Because of their apparent pivotal role in this election cycle, the Republican presidential debates are getting intense scrutiny–including the role of the moderator and that of the audience. Here are some observations on the latter from one of the smartest people I know. (The column first appeared in Politico):
Lower the curtain on debate audience
By: Newton Minow
January 29, 2012 09:18 PM EST
Newt Gingrich is threatening to refuse to participate in future debates unless the audience is permitted to respond with applause or boos to the candidates’ statements.
The Republican primary debates overall have made a substantive contribution to the process of selecting a presidential candidate. But recent audience responses are turning the events into something between a game show and professional wrestling — and just as staged.
Before the debates begin, a network director “warms up” the audience, encouraging them to make a lot of noise. When the audience didn’t respond with sufficient enthusiasm at a recent debate, The New York Times reported that the CNN director yelled, “You can do better than that! Louder!”
So when Gingrich castigated the debate moderator for opening with a question about the former House speaker’s ex-wife, the crowd was primed to rise to its feet with a roar of support.

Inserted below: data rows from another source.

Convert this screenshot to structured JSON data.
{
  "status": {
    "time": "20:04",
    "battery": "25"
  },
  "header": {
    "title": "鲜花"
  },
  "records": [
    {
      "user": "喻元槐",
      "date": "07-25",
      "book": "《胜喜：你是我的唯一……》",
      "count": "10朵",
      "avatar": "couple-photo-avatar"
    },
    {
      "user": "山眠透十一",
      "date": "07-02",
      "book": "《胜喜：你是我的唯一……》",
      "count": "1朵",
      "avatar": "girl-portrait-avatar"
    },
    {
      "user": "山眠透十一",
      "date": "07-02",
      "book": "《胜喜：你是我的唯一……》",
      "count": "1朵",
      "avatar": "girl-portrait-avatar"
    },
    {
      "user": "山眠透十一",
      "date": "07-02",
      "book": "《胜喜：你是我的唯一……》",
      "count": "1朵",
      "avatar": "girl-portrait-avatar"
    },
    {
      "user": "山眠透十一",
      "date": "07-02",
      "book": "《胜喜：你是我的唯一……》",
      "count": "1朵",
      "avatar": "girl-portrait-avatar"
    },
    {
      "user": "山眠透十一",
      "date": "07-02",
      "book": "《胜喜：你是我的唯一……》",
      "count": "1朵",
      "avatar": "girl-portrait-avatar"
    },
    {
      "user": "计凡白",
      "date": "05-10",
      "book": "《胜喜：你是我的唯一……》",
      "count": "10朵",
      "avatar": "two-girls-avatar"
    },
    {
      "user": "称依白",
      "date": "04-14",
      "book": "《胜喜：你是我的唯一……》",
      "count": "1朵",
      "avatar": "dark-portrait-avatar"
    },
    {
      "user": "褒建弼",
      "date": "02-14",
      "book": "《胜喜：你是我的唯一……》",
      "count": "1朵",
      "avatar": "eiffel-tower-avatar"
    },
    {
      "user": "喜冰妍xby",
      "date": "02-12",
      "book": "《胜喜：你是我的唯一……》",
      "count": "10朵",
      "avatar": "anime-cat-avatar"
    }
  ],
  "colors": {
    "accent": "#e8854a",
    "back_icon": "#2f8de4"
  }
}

This is the opposite of the first televised debates. Sen. John F. Kennedy and Vice President Richard M. Nixon had no studio audience when they faced off in a Chicago television studio on Sept. 26, 1960. More than 66 million radio listeners and TV viewers heard and saw the two candidates without distractions or interruptions. There were not even commercials.
The radio and television time was provided by the networks and stations as a public service. All of the remaining 1960 debates were in TV studios around the country — with no audience present.
There were no debates in 1964, 1968 or 1972 because the Federal Communications Commission ruled they violated its “equal time” regulations by excluding other candidates. But in 1976, the FCC reinterpreted its rules to permit debates as news events. So the League of Women Voters sponsored debates on radio and television.
At the League’s request, I served on the team that negotiated the debate format with President Gerald R. Ford and former Georgia Gov. Jimmy Carter and then with the broadcast networks.
When the question of audience participation came up, the representatives of both candidates emphatically requested that there be no applause or boos and no reaction shots of the audience during the debates. The League accepted this.
When we met with the networks, they objected loudly, threatening not to cover the events. I told the network representatives that unless they followed the League’s rules, they wouldn’t be welcome at the debates. They agreed, and instead, the debates had small invited audiences who remained quiet while the candidates were speaking.
The League followed the same policy in the 1980 and 1984 debates. In 1988, the Commission on Presidential Debates took over. (Full disclosure, I serve on the commission.) We continued this policy of not allowing the audience to react to individual comments made by the candidates. All general election presidential debates have prohibited audience applause, boos or reaction shots.
The primary debates, however, have other sponsors, including media organizations or political organizations — who set their own rules and policies. Commercials run during the Republican primary debates. Sometimes, if a media organization is the sponsor, promotions appear behind the candidates. And audience reaction has become a part of the story.
There were headlines when the crowd cheered Texas Gov. Rick Perry’s record of executing convicted felons and when they shouted out “yes” even before Rep. Ron Paul (R-Texas) could answer a question about whether the government should refuse to pay for the health care of an uninsured man in a coma.
All these debates do advance the public interest. Voters have the chance to size up candidates, compare them and evaluate their views, personalities, characters and abilities. Especially in an era of misleading political commercials on TV and radio, the debates give voters the opportunity to learn more directly about the men and women who run for office. Particularly in a large state like Florida, where retail politics can be a small part of the campaign.
But audiences at debates should remain silent while the event is broadcast — so the audience at home can benefit from the undiluted opportunity to see the candidates head on.
After all, the audience already has the right to respond — in the voting booth.
Newton Minow was chairman of the Federal Communications Commission.
© 2012 POLITICO LLC